By Brad Cook
Paper given at the Annual Meeting of the American Philological Association, January 2007

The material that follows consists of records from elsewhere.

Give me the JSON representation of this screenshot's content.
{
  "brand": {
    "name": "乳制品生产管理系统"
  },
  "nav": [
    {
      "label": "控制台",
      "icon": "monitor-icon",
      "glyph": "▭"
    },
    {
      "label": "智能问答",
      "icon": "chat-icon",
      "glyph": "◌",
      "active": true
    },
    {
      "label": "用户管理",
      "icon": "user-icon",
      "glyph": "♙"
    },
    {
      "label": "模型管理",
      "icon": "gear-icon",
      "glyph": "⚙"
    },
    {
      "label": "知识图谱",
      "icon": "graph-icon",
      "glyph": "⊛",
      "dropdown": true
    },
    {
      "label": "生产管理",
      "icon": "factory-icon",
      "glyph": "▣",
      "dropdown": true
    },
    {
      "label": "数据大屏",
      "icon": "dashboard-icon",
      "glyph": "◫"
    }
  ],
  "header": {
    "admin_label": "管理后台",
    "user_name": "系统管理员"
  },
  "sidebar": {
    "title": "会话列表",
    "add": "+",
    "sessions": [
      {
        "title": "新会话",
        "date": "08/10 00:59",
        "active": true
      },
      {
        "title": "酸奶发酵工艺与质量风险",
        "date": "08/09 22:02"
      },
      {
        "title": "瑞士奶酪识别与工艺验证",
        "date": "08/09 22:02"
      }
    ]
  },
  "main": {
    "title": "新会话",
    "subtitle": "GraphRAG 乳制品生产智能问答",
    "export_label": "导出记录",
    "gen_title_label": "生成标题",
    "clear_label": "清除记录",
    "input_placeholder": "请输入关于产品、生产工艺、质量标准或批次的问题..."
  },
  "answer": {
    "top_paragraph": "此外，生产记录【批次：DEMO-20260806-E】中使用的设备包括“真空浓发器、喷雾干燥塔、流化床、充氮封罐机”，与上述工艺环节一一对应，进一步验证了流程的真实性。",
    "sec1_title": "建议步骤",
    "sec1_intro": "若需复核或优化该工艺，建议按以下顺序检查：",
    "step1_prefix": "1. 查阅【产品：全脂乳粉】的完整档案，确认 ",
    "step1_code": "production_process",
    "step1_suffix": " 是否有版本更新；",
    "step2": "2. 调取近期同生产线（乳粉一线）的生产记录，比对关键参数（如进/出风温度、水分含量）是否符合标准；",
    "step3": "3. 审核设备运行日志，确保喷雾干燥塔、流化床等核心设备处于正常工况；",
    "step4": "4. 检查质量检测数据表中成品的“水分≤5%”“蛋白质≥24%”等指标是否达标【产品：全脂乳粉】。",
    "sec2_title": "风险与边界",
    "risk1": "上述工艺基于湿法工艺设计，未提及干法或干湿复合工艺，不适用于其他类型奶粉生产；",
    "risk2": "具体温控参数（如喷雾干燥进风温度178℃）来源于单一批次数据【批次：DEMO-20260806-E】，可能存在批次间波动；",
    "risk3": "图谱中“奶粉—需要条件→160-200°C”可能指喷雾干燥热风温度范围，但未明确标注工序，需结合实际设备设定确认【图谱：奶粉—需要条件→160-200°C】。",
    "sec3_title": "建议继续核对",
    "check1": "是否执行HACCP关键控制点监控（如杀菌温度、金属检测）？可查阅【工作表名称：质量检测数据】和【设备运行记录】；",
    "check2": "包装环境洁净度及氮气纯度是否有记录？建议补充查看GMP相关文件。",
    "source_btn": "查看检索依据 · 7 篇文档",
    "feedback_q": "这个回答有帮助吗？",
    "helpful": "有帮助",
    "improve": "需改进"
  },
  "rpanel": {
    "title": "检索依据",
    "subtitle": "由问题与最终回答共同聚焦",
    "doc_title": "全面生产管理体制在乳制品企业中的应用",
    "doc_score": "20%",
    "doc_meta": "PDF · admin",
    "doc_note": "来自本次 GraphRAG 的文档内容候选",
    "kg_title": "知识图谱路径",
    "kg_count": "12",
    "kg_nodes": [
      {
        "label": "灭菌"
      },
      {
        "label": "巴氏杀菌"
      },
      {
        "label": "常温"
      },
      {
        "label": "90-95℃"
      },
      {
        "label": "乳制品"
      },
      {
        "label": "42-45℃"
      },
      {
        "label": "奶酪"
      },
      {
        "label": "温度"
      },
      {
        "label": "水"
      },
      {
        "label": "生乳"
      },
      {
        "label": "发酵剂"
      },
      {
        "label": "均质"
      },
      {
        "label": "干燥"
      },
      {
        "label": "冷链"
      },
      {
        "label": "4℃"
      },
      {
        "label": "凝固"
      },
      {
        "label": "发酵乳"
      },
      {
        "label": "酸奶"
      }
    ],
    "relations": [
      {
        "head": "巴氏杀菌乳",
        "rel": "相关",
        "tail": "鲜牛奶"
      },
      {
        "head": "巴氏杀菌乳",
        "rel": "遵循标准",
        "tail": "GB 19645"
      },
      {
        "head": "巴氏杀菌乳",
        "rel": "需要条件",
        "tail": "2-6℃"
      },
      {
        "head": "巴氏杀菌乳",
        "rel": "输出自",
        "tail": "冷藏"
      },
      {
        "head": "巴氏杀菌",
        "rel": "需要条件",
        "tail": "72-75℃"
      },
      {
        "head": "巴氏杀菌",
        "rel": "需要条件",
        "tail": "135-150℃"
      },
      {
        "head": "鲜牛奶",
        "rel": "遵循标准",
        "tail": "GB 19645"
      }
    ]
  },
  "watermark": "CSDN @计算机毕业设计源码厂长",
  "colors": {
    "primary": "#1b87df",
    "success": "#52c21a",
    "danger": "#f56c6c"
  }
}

Introduction: In the Middle Ages the image of Cicero had become that of a reclusive, contemplative monk, writing about rhetoric in the quiet of his study. In fourteenth-century Italy, however, recently recovered texts revealed a far different portrait of Cicero as a scholar-citizen. A cultural debate ensued not only over which portrait was correct but, more importantly for contemporary Italians, which Cicero was to be praised and imitated. From the middle of the 14th century down to 1415 the debate had no decisive conclusion. In that year, however, Leonardo Bruni, himself a living scholar-citizen, wrote, with guidance from Plutarch, a lengthy, detailed biography of Cicero, his Novus Cicero. This “new” biography successfully portrayed Cicero as a scholar-citizen and supplanted the medieval monkish Cicero. Thus Bruni resolved the debate concerning Cicero’s image, but how Bruni, in fact, settled this scholarly dispute has not been sufficiently explained. I will show how, by (1) addressing the earlier arguments of the debate, (2) drawing on his own experience as a scholar-citizen, and (3) borrowing especially from Plutarch’s biography of Cicero, Bruni ended the debate once and for all.